The Tops Supermarket news got us thinking about other local corporate rip-offs, pull-outs and victims and that got us to regional airlines.

Robert E. Peach, a World War II Navy bomber pilot who won two Distinguished Flying Crosses, started with Robinson Airlines (out of Ithaca Municipal Airport and later the Oneida County Airport) when they had only three planes in 1945.

Robinson Airlines became Mohawk Airlines [old plane photos] and Peach was the driving force behind Mohawk’s expansion, he served as president and later the board chair.

Mohawk was purchased by Washington DC based Allegheny Airlines in 1970 and Peach shot himself in Clinton NY the following year.

In 1975 Allegheny pulled its Adirondack regional operations out and “refocused” on the Alleghenies (e.g. Pittsburgh).

Allegheny became a part of US Airways Group in the 1980s.

In 1978 Paul Quackenbush founded Empire Airlines, which filled the Allegheny void and grew to over 24 departures a day in 1987 when they were purchased by Piedmont Airlines which also became a part of US Airways Group which relocated the regional reservations and maintenance facilities.

Can anyone report on the status of regional airlines today?


Tuesday, July 19, 2005

Remembering Veterans

There’s always plenty of loud-mouths who demand respect for veterans. The question is, where are they when something actually needs to be done to show respect for people who have served American causes. Certainly not in Schuyler Falls where the grave of a veteran from one of America’s most important wars, the American Revolution, was recently [re]discovered. How long before the graves of Korean, Vietnam, Gulf and Iraq War veterans are forgotten – apparently not too long if a recent [re]discovery of a graveyard abandoned in the 1880s in Rutland County VT is any indicator.

A question for readers: From what other wars are their abandoned memorials in the region?

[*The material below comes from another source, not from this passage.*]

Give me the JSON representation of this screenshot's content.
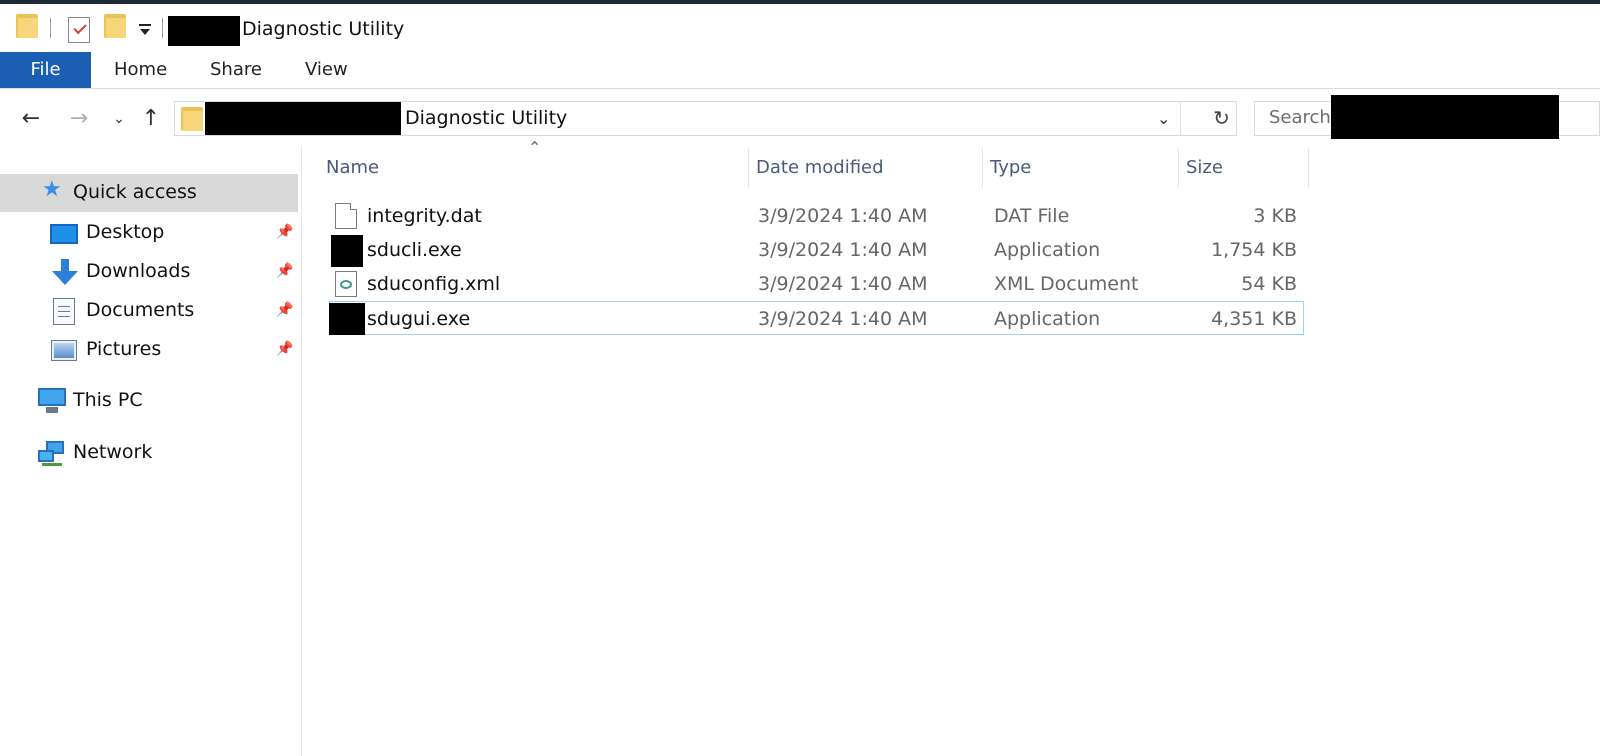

The grave of Ephraim Williams (who died at 42 at the Battle of Lake George on September 8, 1755) was only recently resurrected by a group of Williams College students. Williams left money in his will – made out just before he left for battle – to Williamstown for the establishment of a school, now Williams College.